Allison Barnes is a Georgia based large format photographer. She received her BFA from the School of Visual Arts and is currently working towards her MFA at the Savannah College of Art and Design. Her work has been exhibited in solo and group shows throughout the United States and internationally, including, 30 Under 30 Women Photographers and Personal Portraits, curated by the National Portrait Gallery. She is a contributing photographer to The Cultural Landscape Foundation. I have had the privilege of seeing Allison’s work first hand. From developing tray to critique wall. She has a unique way of sharing her experiences behind the lens. A true master in the making.
Wet Hands in Salt Deposits, 2012
Deer Head By Homestead as Leaves Turn Up to Rain, 2011
Aboriginal Australians used toas, typically made of wood and gypsum, as signposts to mark the direction of departure from a campsite so that others could follow. Here, I present images that document marks as a collection of clues, suggesting that place is itself temporally layered, a palimpsest of the multiple traces left by individuals and groups. These markers are sometimes literally embedded within the landscape, such as raccoon tracks in the earth and the evidence of human passage, or commemorate a natural event, including a boars passing and the death of an animal.
A Triassic Display; Crystal, Slate, Petrified Wood, 2012
Wild Boar Encounter, 2011
Fish in Iron Oxide Pool Seeping From a Desert Sea, 2012
Autobiography and geography converge and each image indicates a location of personal experience while the 8×10 contact prints offer an intertextual investigation of the landscape. The traces, whether literal or transient, reveal the landscape as a repository of historical memory, of traces of a past and their complex connections to other places and peoples. Living in history means we cannot help but mark our journeys.
Palimpsest; Saguaro Cactus, 2012

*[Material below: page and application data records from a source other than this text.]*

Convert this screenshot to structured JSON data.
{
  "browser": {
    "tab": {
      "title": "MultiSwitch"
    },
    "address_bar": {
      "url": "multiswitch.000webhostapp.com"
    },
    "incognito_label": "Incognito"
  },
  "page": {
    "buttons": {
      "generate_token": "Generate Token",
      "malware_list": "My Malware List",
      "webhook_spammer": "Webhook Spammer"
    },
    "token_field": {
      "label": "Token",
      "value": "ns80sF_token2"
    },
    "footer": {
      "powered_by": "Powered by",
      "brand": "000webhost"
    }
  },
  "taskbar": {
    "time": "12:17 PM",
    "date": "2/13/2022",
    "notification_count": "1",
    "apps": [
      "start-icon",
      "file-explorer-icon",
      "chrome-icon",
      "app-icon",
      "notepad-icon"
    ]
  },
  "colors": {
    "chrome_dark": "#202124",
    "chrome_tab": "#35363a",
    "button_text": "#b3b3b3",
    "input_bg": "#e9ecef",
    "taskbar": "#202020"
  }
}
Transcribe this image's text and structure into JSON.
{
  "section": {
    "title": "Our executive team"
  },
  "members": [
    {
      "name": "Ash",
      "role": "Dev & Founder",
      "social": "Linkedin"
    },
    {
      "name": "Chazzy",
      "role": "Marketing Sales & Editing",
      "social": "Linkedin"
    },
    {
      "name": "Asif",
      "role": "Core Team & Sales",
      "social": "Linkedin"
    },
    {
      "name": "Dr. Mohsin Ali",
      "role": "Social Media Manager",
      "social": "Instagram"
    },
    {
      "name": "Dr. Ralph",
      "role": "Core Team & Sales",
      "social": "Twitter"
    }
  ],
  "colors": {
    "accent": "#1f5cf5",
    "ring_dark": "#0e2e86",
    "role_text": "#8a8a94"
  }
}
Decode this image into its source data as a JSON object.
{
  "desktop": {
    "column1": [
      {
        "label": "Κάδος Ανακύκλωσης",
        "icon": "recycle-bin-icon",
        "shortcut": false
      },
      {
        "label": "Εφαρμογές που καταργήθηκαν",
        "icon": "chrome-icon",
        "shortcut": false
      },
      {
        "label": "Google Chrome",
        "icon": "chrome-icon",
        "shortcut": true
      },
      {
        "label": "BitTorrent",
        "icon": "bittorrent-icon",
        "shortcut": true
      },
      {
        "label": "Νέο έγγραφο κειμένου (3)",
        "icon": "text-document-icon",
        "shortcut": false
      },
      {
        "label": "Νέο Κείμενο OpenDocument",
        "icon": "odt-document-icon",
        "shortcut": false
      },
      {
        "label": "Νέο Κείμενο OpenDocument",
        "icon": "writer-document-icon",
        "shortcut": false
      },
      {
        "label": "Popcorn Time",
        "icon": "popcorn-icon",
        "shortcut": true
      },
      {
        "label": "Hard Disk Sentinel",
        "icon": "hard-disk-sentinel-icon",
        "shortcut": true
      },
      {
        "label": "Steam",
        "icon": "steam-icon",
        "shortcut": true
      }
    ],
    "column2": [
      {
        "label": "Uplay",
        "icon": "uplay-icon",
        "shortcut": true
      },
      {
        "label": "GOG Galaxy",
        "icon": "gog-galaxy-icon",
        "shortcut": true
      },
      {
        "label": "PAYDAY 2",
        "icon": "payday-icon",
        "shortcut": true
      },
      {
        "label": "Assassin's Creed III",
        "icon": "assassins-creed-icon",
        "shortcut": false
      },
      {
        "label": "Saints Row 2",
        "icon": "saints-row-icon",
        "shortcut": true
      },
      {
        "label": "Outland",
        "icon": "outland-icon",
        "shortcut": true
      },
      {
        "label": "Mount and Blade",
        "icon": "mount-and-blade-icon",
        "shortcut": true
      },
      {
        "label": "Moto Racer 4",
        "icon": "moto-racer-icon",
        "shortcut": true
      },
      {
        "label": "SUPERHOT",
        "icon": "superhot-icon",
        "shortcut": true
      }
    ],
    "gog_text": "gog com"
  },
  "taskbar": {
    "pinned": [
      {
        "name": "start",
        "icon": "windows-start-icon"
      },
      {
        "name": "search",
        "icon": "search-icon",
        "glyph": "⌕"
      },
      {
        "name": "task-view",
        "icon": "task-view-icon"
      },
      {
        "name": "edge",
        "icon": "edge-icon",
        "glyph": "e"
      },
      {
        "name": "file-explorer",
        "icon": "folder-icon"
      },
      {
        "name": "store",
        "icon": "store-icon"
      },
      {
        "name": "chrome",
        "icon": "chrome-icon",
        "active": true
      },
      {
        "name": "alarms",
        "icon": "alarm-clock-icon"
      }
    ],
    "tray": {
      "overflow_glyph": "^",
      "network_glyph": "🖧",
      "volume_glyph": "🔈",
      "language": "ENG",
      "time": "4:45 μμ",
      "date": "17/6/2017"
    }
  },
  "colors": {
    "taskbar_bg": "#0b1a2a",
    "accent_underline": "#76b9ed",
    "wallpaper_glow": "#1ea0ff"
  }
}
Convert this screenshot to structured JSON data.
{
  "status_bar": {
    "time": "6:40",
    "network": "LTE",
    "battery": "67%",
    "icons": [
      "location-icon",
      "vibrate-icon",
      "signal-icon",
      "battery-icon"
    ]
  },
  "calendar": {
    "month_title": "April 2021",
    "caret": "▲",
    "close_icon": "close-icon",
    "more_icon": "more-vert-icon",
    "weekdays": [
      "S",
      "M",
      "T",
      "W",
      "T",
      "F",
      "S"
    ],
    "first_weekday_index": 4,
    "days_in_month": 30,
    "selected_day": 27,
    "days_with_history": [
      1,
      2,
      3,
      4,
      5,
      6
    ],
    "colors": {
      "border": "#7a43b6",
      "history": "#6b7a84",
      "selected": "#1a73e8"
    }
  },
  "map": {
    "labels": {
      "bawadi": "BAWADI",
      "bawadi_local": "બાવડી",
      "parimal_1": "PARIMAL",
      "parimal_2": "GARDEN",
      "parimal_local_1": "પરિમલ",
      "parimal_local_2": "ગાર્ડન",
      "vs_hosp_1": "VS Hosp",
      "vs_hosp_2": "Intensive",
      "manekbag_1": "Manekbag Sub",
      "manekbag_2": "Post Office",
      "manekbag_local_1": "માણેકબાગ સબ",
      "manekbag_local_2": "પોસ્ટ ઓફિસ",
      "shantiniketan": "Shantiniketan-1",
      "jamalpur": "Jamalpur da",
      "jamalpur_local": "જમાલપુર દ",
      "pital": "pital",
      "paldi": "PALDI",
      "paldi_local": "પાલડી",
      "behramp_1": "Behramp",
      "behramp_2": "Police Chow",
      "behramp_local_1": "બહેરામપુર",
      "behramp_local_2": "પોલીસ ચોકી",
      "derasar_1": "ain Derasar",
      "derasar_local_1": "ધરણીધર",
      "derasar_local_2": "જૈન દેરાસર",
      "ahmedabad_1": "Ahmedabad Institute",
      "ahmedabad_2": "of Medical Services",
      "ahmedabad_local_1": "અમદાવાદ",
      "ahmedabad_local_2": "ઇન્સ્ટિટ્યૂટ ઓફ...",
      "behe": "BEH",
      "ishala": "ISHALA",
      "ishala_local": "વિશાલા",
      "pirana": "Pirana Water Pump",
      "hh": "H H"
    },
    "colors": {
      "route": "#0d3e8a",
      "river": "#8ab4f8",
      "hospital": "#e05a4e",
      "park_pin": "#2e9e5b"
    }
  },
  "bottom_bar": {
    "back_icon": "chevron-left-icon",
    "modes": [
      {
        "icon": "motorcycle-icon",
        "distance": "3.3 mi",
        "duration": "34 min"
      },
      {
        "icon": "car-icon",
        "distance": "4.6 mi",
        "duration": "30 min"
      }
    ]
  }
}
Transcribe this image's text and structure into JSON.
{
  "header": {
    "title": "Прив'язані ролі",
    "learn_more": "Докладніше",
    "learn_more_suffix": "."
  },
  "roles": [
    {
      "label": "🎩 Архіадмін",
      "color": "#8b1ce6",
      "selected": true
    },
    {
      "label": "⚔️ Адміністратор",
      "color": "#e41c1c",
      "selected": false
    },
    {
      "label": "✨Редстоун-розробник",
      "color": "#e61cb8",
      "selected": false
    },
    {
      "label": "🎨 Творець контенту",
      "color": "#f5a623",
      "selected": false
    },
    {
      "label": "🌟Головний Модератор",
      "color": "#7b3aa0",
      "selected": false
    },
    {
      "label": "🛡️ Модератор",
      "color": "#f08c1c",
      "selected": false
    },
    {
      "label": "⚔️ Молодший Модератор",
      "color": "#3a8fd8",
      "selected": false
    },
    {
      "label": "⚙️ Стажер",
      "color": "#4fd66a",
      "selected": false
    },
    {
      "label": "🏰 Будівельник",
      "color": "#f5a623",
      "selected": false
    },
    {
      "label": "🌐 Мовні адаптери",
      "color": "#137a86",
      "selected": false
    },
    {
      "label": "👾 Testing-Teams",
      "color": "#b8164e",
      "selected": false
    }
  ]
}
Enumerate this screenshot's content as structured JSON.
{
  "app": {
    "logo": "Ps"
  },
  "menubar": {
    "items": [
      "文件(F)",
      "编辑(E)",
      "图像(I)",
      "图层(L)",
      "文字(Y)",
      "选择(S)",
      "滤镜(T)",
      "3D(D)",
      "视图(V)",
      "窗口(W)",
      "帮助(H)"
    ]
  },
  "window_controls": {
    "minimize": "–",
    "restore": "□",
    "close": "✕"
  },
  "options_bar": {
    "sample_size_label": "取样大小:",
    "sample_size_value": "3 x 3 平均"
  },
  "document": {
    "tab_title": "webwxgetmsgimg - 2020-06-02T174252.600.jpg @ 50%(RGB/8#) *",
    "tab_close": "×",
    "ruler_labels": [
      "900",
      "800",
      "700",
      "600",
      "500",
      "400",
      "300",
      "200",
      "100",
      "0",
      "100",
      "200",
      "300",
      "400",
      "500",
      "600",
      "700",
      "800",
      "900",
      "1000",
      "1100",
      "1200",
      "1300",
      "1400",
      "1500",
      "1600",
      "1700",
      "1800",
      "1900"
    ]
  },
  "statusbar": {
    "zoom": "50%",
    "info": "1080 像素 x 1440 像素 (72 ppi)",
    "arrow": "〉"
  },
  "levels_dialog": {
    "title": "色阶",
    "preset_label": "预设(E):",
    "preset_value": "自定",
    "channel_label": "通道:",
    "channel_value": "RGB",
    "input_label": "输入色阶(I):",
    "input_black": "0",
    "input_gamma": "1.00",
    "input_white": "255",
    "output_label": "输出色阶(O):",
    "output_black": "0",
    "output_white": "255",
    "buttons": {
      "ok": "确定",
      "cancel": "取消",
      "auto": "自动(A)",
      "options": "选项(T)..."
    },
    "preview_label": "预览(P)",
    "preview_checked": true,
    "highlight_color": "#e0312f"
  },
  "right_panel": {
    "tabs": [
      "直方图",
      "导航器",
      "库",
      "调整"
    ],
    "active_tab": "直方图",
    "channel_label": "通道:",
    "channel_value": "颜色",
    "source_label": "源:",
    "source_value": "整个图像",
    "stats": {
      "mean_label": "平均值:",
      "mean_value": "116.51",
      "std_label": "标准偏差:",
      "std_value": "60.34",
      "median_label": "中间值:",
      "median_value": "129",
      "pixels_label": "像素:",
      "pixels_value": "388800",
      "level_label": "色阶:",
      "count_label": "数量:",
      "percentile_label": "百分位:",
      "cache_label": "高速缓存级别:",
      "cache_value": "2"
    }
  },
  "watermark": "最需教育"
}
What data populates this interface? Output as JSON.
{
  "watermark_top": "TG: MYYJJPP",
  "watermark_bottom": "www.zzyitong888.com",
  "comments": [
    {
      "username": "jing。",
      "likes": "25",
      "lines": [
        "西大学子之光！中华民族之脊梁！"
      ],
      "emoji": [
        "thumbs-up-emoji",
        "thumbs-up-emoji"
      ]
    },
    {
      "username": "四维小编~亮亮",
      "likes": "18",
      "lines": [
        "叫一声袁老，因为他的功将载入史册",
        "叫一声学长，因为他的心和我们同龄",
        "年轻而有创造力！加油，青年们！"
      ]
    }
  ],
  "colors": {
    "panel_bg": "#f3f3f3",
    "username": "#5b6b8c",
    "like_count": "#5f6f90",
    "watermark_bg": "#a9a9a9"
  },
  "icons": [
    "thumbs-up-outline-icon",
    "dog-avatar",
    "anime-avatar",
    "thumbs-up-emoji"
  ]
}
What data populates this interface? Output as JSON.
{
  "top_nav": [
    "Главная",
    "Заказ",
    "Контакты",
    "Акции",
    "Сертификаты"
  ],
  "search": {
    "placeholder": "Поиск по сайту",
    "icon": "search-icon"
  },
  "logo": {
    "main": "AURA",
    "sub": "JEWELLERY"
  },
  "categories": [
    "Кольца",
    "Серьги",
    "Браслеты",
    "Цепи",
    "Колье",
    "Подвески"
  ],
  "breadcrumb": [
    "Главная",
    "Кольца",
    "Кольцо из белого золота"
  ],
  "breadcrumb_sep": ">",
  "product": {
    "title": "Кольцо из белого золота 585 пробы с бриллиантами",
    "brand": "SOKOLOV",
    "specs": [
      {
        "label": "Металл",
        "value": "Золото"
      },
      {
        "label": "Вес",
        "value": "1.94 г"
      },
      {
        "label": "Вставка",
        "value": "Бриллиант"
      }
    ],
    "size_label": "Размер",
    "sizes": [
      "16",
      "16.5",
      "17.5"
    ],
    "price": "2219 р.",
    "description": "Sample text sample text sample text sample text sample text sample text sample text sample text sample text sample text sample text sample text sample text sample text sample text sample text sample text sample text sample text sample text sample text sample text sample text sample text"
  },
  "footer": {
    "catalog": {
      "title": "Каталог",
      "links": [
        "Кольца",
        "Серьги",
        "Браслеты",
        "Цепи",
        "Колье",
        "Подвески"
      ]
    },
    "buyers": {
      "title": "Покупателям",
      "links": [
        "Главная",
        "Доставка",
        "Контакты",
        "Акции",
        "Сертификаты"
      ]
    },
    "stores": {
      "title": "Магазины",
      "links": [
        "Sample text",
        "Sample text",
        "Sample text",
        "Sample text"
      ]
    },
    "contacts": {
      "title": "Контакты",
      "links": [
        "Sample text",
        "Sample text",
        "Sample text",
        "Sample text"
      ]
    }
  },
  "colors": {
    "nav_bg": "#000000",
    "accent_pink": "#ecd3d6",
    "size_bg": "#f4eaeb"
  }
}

American Bison Encounter, 2011
Leaving Camp, 7:55 am. 2012
Buffalo Gourds Over Pack Rat Nest; Noxious Weed, 2012
To view more of her work, please visit her website.